This is great, I'm glad people are realizing that the pride of putting on a front is not healthy. That living to be praised and liked by others can zap all joy from life. I've struggled with being liked and accepted a lot in real life, so I understand that it feels good to be "popular." I also know how it feels to totally not fit in, have a friend, or feel wanted.
But, on the other hand, we aren't called to be hermits. God calls us to live in communion, in like-mindedness, of one accord with those in our lives. We need to strive to live in peace and show one another love. When we live in community, in close relationships (think family, church friends, best friends) with other believers, there is much less room for this online "I'm so awesome" front to appear. They see your faults. They know that your life is so much less glamorous than you make it appear on your blog.Your little sister writes, "You need to make your bed" on your facebook timeline.

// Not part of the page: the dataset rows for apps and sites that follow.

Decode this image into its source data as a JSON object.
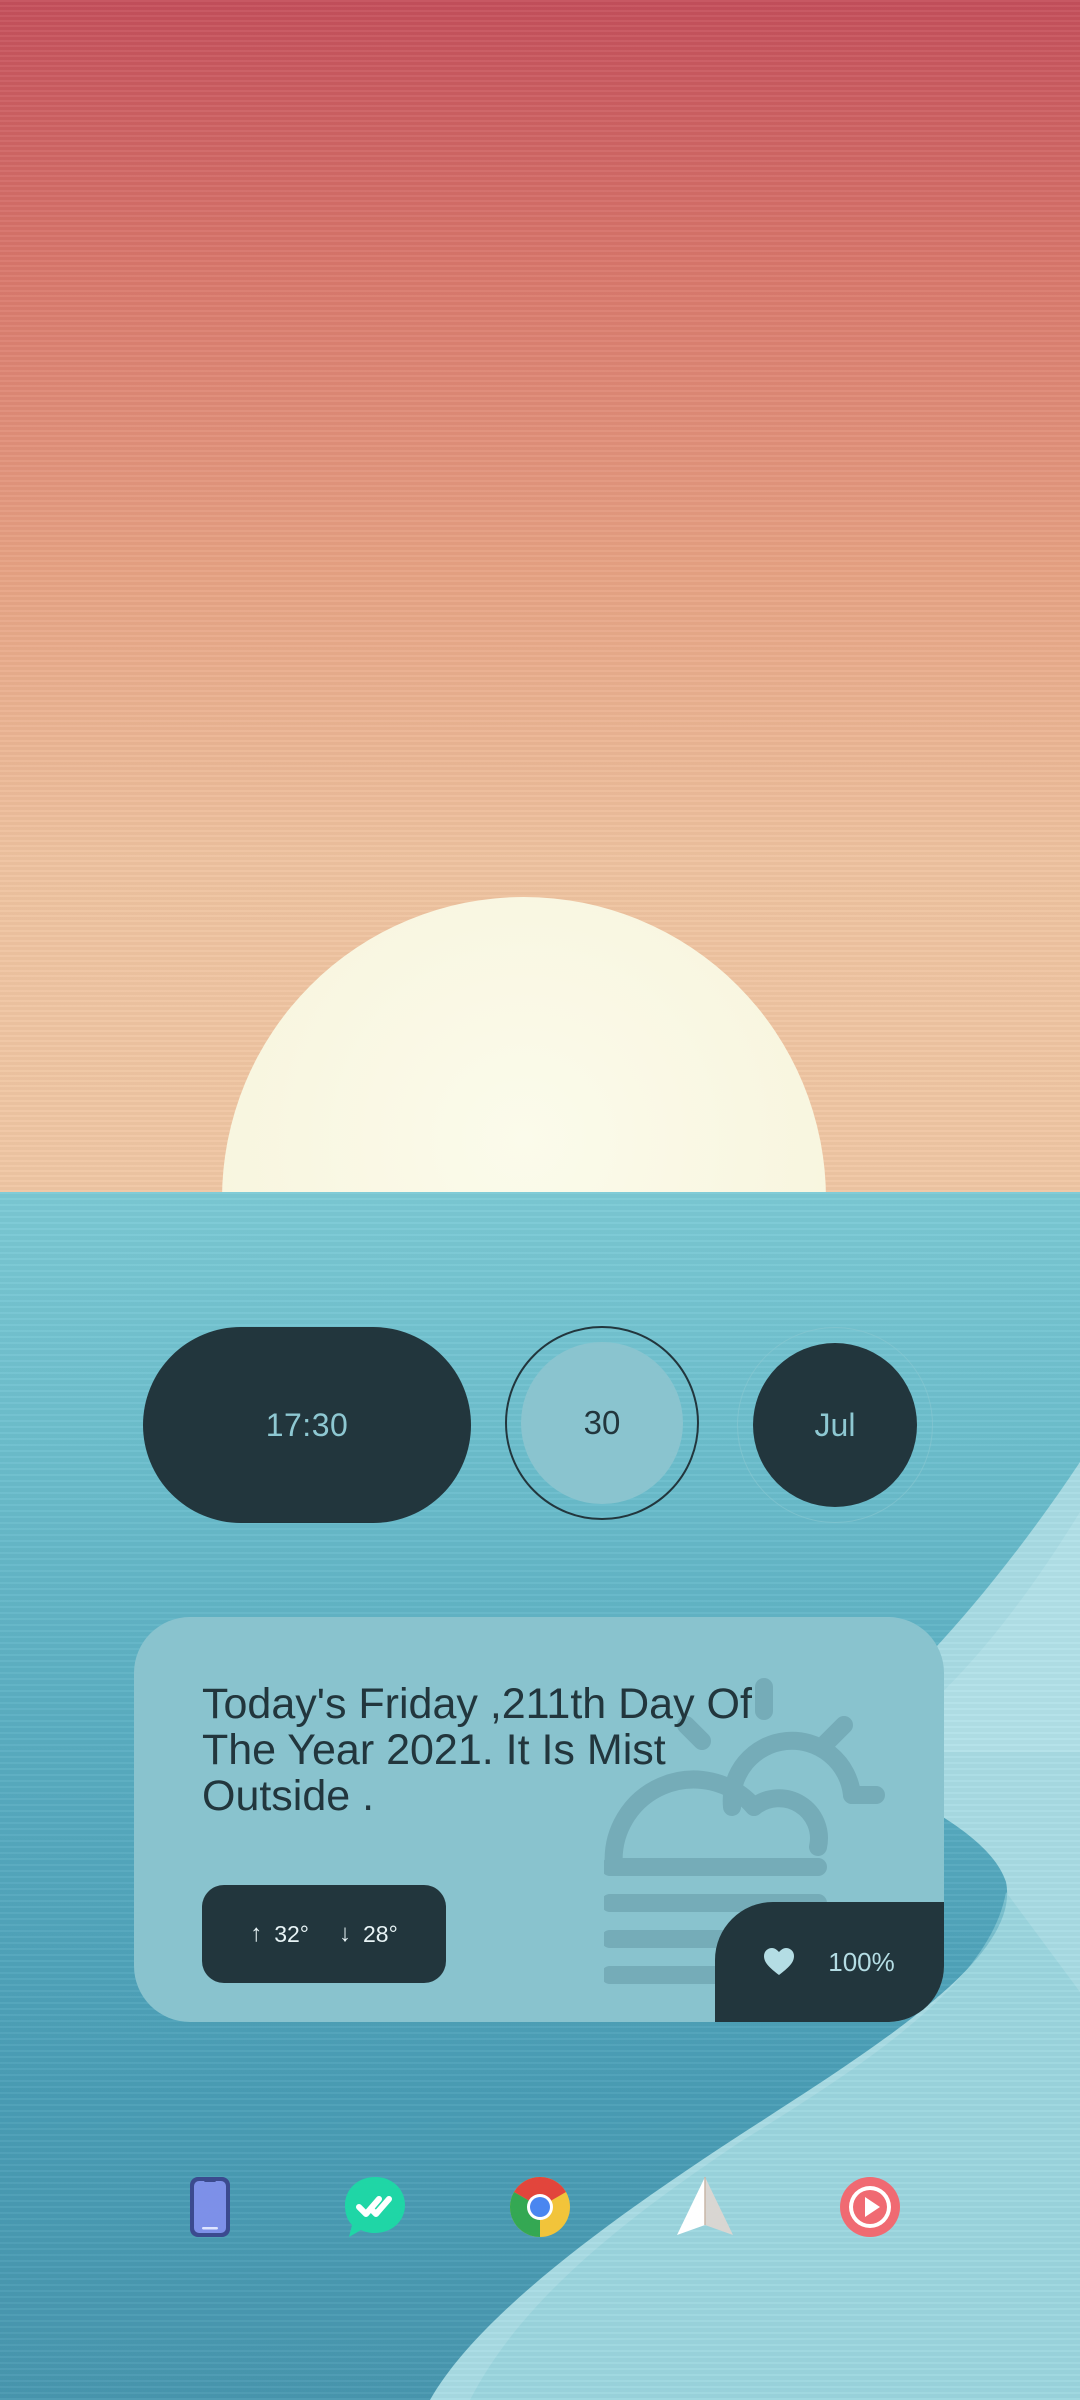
{
  "wallpaper": {
    "sky_top": "#c44f5b",
    "sky_bottom": "#efc6a3",
    "sun": "#f8f5de",
    "sea": "#5aaec2",
    "shore": "#a8dbe3"
  },
  "widgets": {
    "time": "17:30",
    "day": "30",
    "month": "Jul"
  },
  "info_card": {
    "message": "Today's Friday ,211th Day Of The Year 2021. It Is Mist Outside .",
    "weather_icon": "sun-behind-clouds-mist-icon",
    "high_temp": "32°",
    "low_temp": "28°",
    "battery": "100%",
    "battery_icon": "heart-icon"
  },
  "dock": {
    "apps": [
      {
        "icon": "phone-icon"
      },
      {
        "icon": "messaging-icon"
      },
      {
        "icon": "chrome-icon"
      },
      {
        "icon": "paper-plane-icon"
      },
      {
        "icon": "music-play-icon"
      }
    ]
  },
  "colors": {
    "widget_dark": "#22363d",
    "widget_light": "#89c3ce",
    "accent_text": "#8ec8d2"
  }
}
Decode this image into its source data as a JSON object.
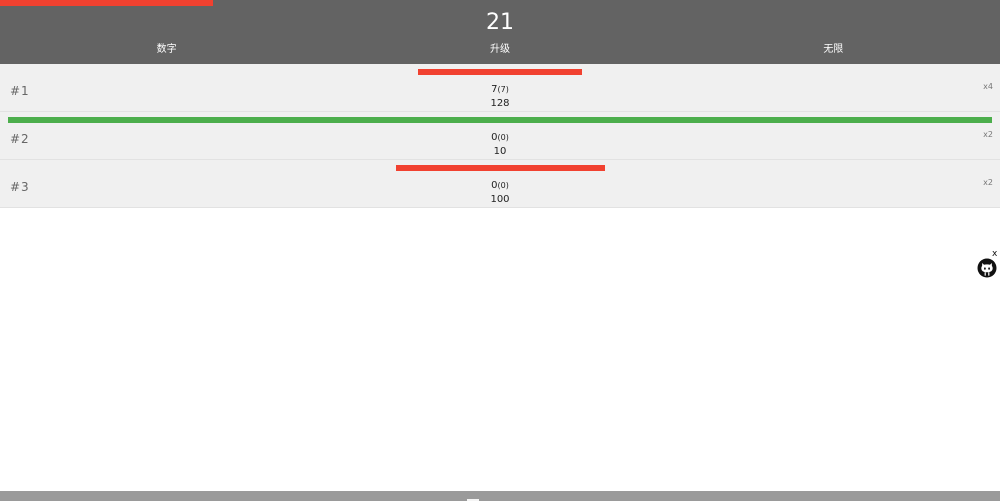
{
  "header": {
    "count": "21",
    "progress_fraction": 0.213,
    "progress_color": "#f14130",
    "background": "#636363"
  },
  "tabs": [
    {
      "label": "数字"
    },
    {
      "label": "升级"
    },
    {
      "label": "无限"
    }
  ],
  "rows": [
    {
      "index": "#1",
      "value": "7",
      "value_sub": "(7)",
      "target": "128",
      "multiplier": "x4",
      "bar_color": "#f14130",
      "bar_fraction": 0.164
    },
    {
      "index": "#2",
      "value": "0",
      "value_sub": "(0)",
      "target": "10",
      "multiplier": "x2",
      "bar_color": "#4cae4c",
      "bar_fraction": 0.984
    },
    {
      "index": "#3",
      "value": "0",
      "value_sub": "(0)",
      "target": "100",
      "multiplier": "x2",
      "bar_color": "#f14130",
      "bar_fraction": 0.209
    }
  ],
  "side_widget": {
    "close_label": "x",
    "icon": "github-octocat-icon"
  },
  "footer": {
    "icon": "drawer-handle-icon"
  }
}
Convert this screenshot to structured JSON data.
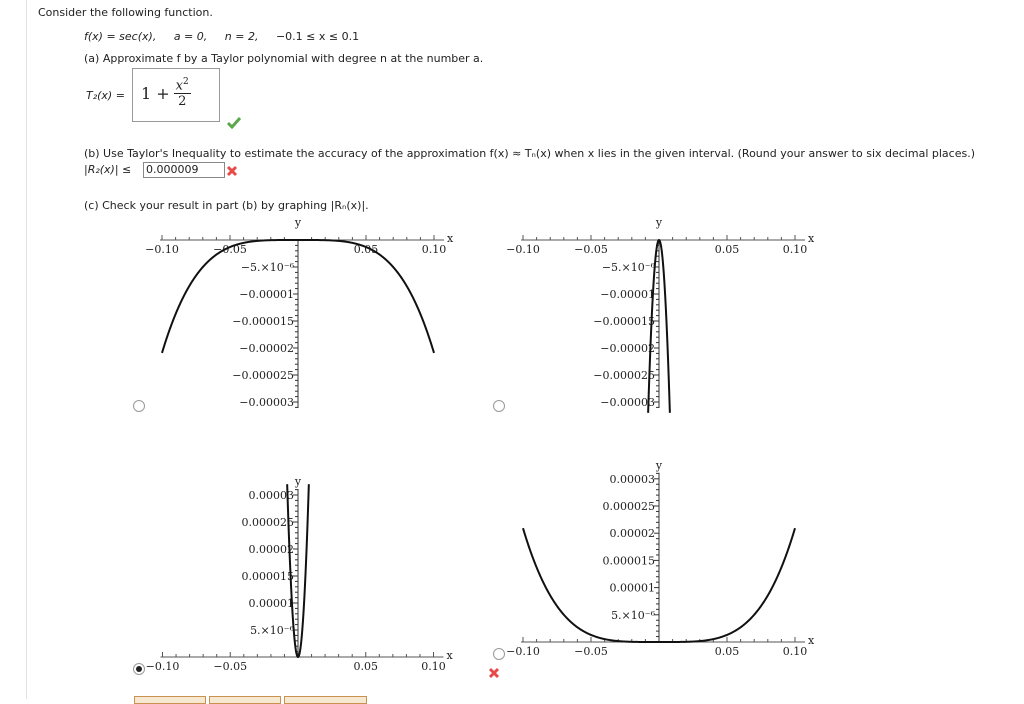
{
  "question": {
    "intro": "Consider the following function.",
    "function": "f(x) = sec(x),",
    "a": "a = 0,",
    "n": "n = 2,",
    "interval": "−0.1 ≤ x ≤ 0.1",
    "part_a": "(a) Approximate f by a Taylor polynomial with degree n at the number a.",
    "t2_label": "T₂(x) =",
    "t2_answer": {
      "lead": "1 +",
      "numerator": "x",
      "power": "2",
      "denominator": "2"
    },
    "t2_status": "correct",
    "part_b": "(b) Use Taylor's Inequality to estimate the accuracy of the approximation  f(x) ≈ Tₙ(x)  when x lies in the given interval. (Round your answer to six decimal places.)",
    "r2_label": "|R₂(x)| ≤",
    "r2_value": "0.000009",
    "r2_status": "incorrect",
    "part_c": "(c) Check your result in part (b) by graphing  |Rₙ(x)|.",
    "status_colors": {
      "correct": "#5aa84a",
      "incorrect": "#e84a4a"
    }
  },
  "chart_data": [
    {
      "type": "line",
      "option": 1,
      "selected": false,
      "function": "-(sec(x) - 1 - x^2/2)",
      "xlabel": "x",
      "ylabel": "y",
      "xlim": [
        -0.1,
        0.1
      ],
      "ylim": [
        -3e-05,
        0
      ],
      "x_ticks": [
        "-0.10",
        "-0.05",
        "0.05",
        "0.10"
      ],
      "y_ticks": [
        "-5.×10⁻⁶",
        "-0.00001",
        "-0.000015",
        "-0.00002",
        "-0.000025",
        "-0.00003"
      ],
      "y_tick_values": [
        -5e-06,
        -1e-05,
        -1.5e-05,
        -2e-05,
        -2.5e-05,
        -3e-05
      ],
      "x": [
        -0.1,
        -0.075,
        -0.05,
        -0.025,
        0,
        0.025,
        0.05,
        0.075,
        0.1
      ],
      "y": [
        -2.09e-05,
        -6.6e-06,
        -1.3e-06,
        -8e-08,
        0,
        -8e-08,
        -1.3e-06,
        -6.6e-06,
        -2.09e-05
      ]
    },
    {
      "type": "line",
      "option": 2,
      "selected": false,
      "function": "-x^2/2",
      "xlabel": "x",
      "ylabel": "y",
      "xlim": [
        -0.1,
        0.1
      ],
      "ylim": [
        -3e-05,
        0
      ],
      "x_ticks": [
        "-0.10",
        "-0.05",
        "0.05",
        "0.10"
      ],
      "y_ticks": [
        "-5.×10⁻⁶",
        "-0.00001",
        "-0.000015",
        "-0.00002",
        "-0.000025",
        "-0.00003"
      ],
      "y_tick_values": [
        -5e-06,
        -1e-05,
        -1.5e-05,
        -2e-05,
        -2.5e-05,
        -3e-05
      ],
      "x": [
        -0.008,
        -0.006,
        -0.004,
        -0.002,
        0,
        0.002,
        0.004,
        0.006,
        0.008
      ],
      "y": [
        -3.2e-05,
        -1.8e-05,
        -8e-06,
        -2e-06,
        0,
        -2e-06,
        -8e-06,
        -1.8e-05,
        -3.2e-05
      ]
    },
    {
      "type": "line",
      "option": 3,
      "selected": true,
      "status": "",
      "function": "x^2/2",
      "xlabel": "x",
      "ylabel": "y",
      "xlim": [
        -0.1,
        0.1
      ],
      "ylim": [
        0,
        3e-05
      ],
      "x_ticks": [
        "-0.10",
        "-0.05",
        "0.05",
        "0.10"
      ],
      "y_ticks": [
        "5.×10⁻⁶",
        "0.00001",
        "0.000015",
        "0.00002",
        "0.000025",
        "0.00003"
      ],
      "y_tick_values": [
        5e-06,
        1e-05,
        1.5e-05,
        2e-05,
        2.5e-05,
        3e-05
      ],
      "x": [
        -0.008,
        -0.006,
        -0.004,
        -0.002,
        0,
        0.002,
        0.004,
        0.006,
        0.008
      ],
      "y": [
        3.2e-05,
        1.8e-05,
        8e-06,
        2e-06,
        0,
        2e-06,
        8e-06,
        1.8e-05,
        3.2e-05
      ]
    },
    {
      "type": "line",
      "option": 4,
      "selected": false,
      "status": "incorrect",
      "function": "sec(x) - 1 - x^2/2",
      "xlabel": "x",
      "ylabel": "y",
      "xlim": [
        -0.1,
        0.1
      ],
      "ylim": [
        0,
        3e-05
      ],
      "x_ticks": [
        "-0.10",
        "-0.05",
        "0.05",
        "0.10"
      ],
      "y_ticks": [
        "5.×10⁻⁶",
        "0.00001",
        "0.000015",
        "0.00002",
        "0.000025",
        "0.00003"
      ],
      "y_tick_values": [
        5e-06,
        1e-05,
        1.5e-05,
        2e-05,
        2.5e-05,
        3e-05
      ],
      "x": [
        -0.1,
        -0.075,
        -0.05,
        -0.025,
        0,
        0.025,
        0.05,
        0.075,
        0.1
      ],
      "y": [
        2.09e-05,
        6.6e-06,
        1.3e-06,
        8e-08,
        0,
        8e-08,
        1.3e-06,
        6.6e-06,
        2.09e-05
      ]
    }
  ]
}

I met a couple readers of my blog last week in Iowa. I came away from my conversations with those folks wondering, "Am I a totally different person online? Am I real?" And yes, even, "Do they like me in person as much as they like me online?"
Shirt: Thrift store, taken in
Skirt: Made by me
Flip flops: Old Navy
I'm so thankful to have my close friends and neighbors reading my blog. I know that if I post an outfit I totally wouldn't wear in real life, they'll call me out on it. My standards can't change just because it is pictures and not real life. I've walked into my pastor's house late at night and been greeted with, "Where'd your belt go that you were wearing on your blog this morning?" :P My friends are so sweet to comment in person about something they saw "on the blog." It makes me feel less like I'm living two different lives. :)
My hope has always been to be real to y'all. To not appear perfect, holier-than-thou, or I-have-it-all-together. I'm not, I don't. I want to bring y'all along on this crazy journey called life and encourage you while I'm at it. Like you're one of my sisters, doing stuff together-- dressing in each other's clothes, driving down the road yelling out our favorite songs, getting grease on our skirts. Preaching doesn't change lives as much as a living example. I'm human, but I serve an awesome God, who will use my fallibleness for His glory, I hope.
However, I know y'all don't come to my fashion blog to see my dirty laundry. It's not the place of this blog to confess that I yelled at my siblings when they dumped cheddar cheese all over the floor a minute ago. My hope is to encourage by real-life, practical example that modesty, femininity, and fun are not just heady, heart concepts, but ways of life. They can be effortless expressions of His work in your life.
Thanks for watching this little train of thought go past. I guess it was sparked by me sitting in the movie theater last night with a headache, dirty feet, and stuffy nose, waiting for The Avengers to start. I was introduced to Johanna (HI!), a blog reader, sitting three seats down, and realized... everything looks so much cooler online (queue Brad Paisley song). Y'all can't tell by my body language when I have a headache through pictures. You can't see me miserably rubbing my eyes when the lawnmower goes past. You can't tell that I turned to the left for these pictures because I had tractor grease on the right side of my skirt. I'm always so humbled by your sweet comments, and I apparently felt led to make sure y'all know I have freckles and acne and bug bites all over me. ;) :D
How do y'all deal with the online/real life gap? Thanks for staying with me while I figure it out. :)